Lilies and Daffodils
Plant bulb kits are a common go-to holiday gift and most contain flowers like lilies, narcissus, and daffodils - all of which are highly toxic to pets. While the bulb is the most toxic part of these pleasing plants, even a solitary bite from the flowers can cause kidney failure and even death in your beloved kitty. Although very beautiful and very festive, we recommend switching out these threatening beauties with an artificial arrangement that will never pose a threat to your four legged friends.
The beauty of this seasonal favorite lies beneath its threatening petals as it is also considered extremely dangerous to both cats and dogs. Containing lycorine and other noxious substances, amaryllis can induce salivation, gastrointestinal abnormalities, and even severe lethargy and tremors across both cats and dogs. With that note, it’s best you showcase an artificial version of this poisonous beauty and eliminate any possible threat that could come to your beloved pet.
Playing It Safe
If you do plan to bring in any of these holiday favorites into your home, be wary of keeping them out of reach of Fido and Fluffy. Remember, cats can jump to high-to-reach shelves and spaces, so placement should never dissuade you from proceeding with caution. If your dog is a chewer, even floor spaces might not be safe - no matter how well guarded. That's why, with little to no effort, by substituting an artificial version of these holiday favorites, you can easily keep your pets safe and enjoy the holiday season without a trip to the emergency vet.
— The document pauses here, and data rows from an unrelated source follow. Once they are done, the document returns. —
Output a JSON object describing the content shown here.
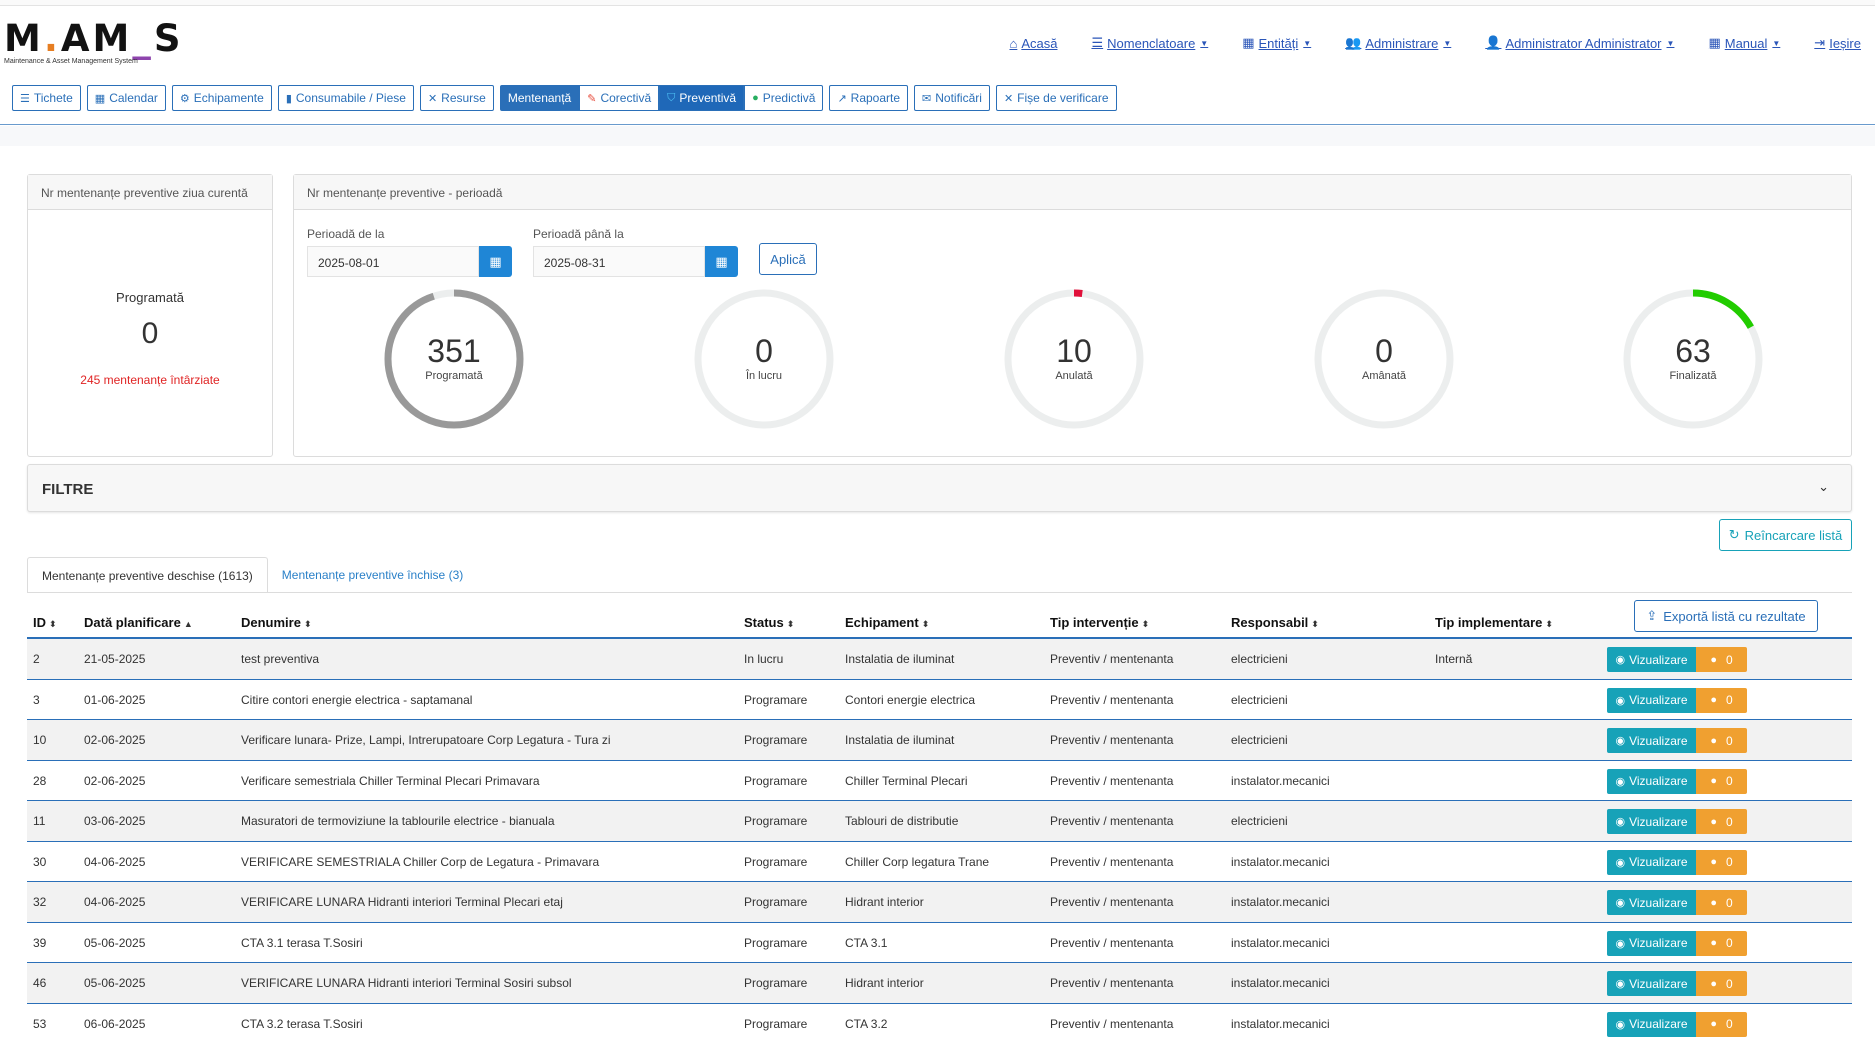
{
  "logo": {
    "text_a": "M",
    "text_dot": ".",
    "text_b": "A",
    "text_c": "M",
    "text_bar": "_",
    "text_d": "S",
    "subtitle": "Maintenance & Asset Management System"
  },
  "topnav": [
    {
      "label": "Acasă",
      "icon": "home-icon",
      "dropdown": false
    },
    {
      "label": "Nomenclatoare",
      "icon": "list-icon",
      "dropdown": true
    },
    {
      "label": "Entități",
      "icon": "table-icon",
      "dropdown": true
    },
    {
      "label": "Administrare",
      "icon": "users-cog-icon",
      "dropdown": true
    },
    {
      "label": "Administrator Administrator",
      "icon": "user-icon",
      "dropdown": true
    },
    {
      "label": "Manual",
      "icon": "book-icon",
      "dropdown": true
    },
    {
      "label": "Ieșire",
      "icon": "sign-out-icon",
      "dropdown": false
    }
  ],
  "toolbar": {
    "tichete": "Tichete",
    "calendar": "Calendar",
    "echipamente": "Echipamente",
    "consumabile": "Consumabile / Piese",
    "resurse": "Resurse",
    "mentenanta": "Mentenanță",
    "corectiva": "Corectivă",
    "preventiva": "Preventivă",
    "predictiva": "Predictivă",
    "rapoarte": "Rapoarte",
    "notificari": "Notificări",
    "fise": "Fișe de verificare"
  },
  "card_today": {
    "header": "Nr mentenanțe preventive ziua curentă",
    "label": "Programată",
    "value": "0",
    "late": "245 mentenanțe întârziate"
  },
  "card_period": {
    "header": "Nr mentenanțe preventive - perioadă",
    "from_label": "Perioadă de la",
    "from_value": "2025-08-01",
    "to_label": "Perioadă până la",
    "to_value": "2025-08-31",
    "apply": "Aplică",
    "rings": [
      {
        "value": "351",
        "label": "Programată",
        "fraction": 0.95,
        "color": "#999999"
      },
      {
        "value": "0",
        "label": "În lucru",
        "fraction": 0,
        "color": "#999999"
      },
      {
        "value": "10",
        "label": "Anulată",
        "fraction": 0.02,
        "color": "#e0103a"
      },
      {
        "value": "0",
        "label": "Amânată",
        "fraction": 0,
        "color": "#999999"
      },
      {
        "value": "63",
        "label": "Finalizată",
        "fraction": 0.17,
        "color": "#22cc00"
      }
    ]
  },
  "filters": {
    "title": "FILTRE"
  },
  "reload": "Reîncarcare listă",
  "export": "Exportă listă cu rezultate",
  "tabs": [
    {
      "label": "Mentenanțe preventive deschise (1613)",
      "active": true
    },
    {
      "label": "Mentenanțe preventive închise (3)",
      "active": false
    }
  ],
  "table": {
    "headers": {
      "id": "ID",
      "date": "Dată planificare",
      "name": "Denumire",
      "status": "Status",
      "equip": "Echipament",
      "type": "Tip intervenție",
      "resp": "Responsabil",
      "impl": "Tip implementare"
    },
    "view_label": "Vizualizare",
    "rows": [
      {
        "id": "2",
        "date": "21-05-2025",
        "name": "test preventiva",
        "status": "In lucru",
        "equip": "Instalatia de iluminat",
        "type": "Preventiv / mentenanta",
        "resp": "electricieni",
        "impl": "Internă",
        "comments": "0"
      },
      {
        "id": "3",
        "date": "01-06-2025",
        "name": "Citire contori energie electrica - saptamanal",
        "status": "Programare",
        "equip": "Contori energie electrica",
        "type": "Preventiv / mentenanta",
        "resp": "electricieni",
        "impl": "",
        "comments": "0"
      },
      {
        "id": "10",
        "date": "02-06-2025",
        "name": "Verificare lunara- Prize, Lampi, Intrerupatoare Corp Legatura - Tura zi",
        "status": "Programare",
        "equip": "Instalatia de iluminat",
        "type": "Preventiv / mentenanta",
        "resp": "electricieni",
        "impl": "",
        "comments": "0"
      },
      {
        "id": "28",
        "date": "02-06-2025",
        "name": "Verificare semestriala Chiller Terminal Plecari Primavara",
        "status": "Programare",
        "equip": "Chiller Terminal Plecari",
        "type": "Preventiv / mentenanta",
        "resp": "instalator.mecanici",
        "impl": "",
        "comments": "0"
      },
      {
        "id": "11",
        "date": "03-06-2025",
        "name": "Masuratori de termoviziune la tablourile electrice - bianuala",
        "status": "Programare",
        "equip": "Tablouri de distributie",
        "type": "Preventiv / mentenanta",
        "resp": "electricieni",
        "impl": "",
        "comments": "0"
      },
      {
        "id": "30",
        "date": "04-06-2025",
        "name": "VERIFICARE SEMESTRIALA Chiller Corp de Legatura - Primavara",
        "status": "Programare",
        "equip": "Chiller Corp legatura Trane",
        "type": "Preventiv / mentenanta",
        "resp": "instalator.mecanici",
        "impl": "",
        "comments": "0"
      },
      {
        "id": "32",
        "date": "04-06-2025",
        "name": "VERIFICARE LUNARA Hidranti interiori Terminal Plecari etaj",
        "status": "Programare",
        "equip": "Hidrant interior",
        "type": "Preventiv / mentenanta",
        "resp": "instalator.mecanici",
        "impl": "",
        "comments": "0"
      },
      {
        "id": "39",
        "date": "05-06-2025",
        "name": "CTA 3.1 terasa T.Sosiri",
        "status": "Programare",
        "equip": "CTA 3.1",
        "type": "Preventiv / mentenanta",
        "resp": "instalator.mecanici",
        "impl": "",
        "comments": "0"
      },
      {
        "id": "46",
        "date": "05-06-2025",
        "name": "VERIFICARE LUNARA Hidranti interiori Terminal Sosiri subsol",
        "status": "Programare",
        "equip": "Hidrant interior",
        "type": "Preventiv / mentenanta",
        "resp": "instalator.mecanici",
        "impl": "",
        "comments": "0"
      },
      {
        "id": "53",
        "date": "06-06-2025",
        "name": "CTA 3.2 terasa T.Sosiri",
        "status": "Programare",
        "equip": "CTA 3.2",
        "type": "Preventiv / mentenanta",
        "resp": "instalator.mecanici",
        "impl": "",
        "comments": "0"
      }
    ]
  }
}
Please note all imagery featured is purely inspiration and not a product of Nearly Natural.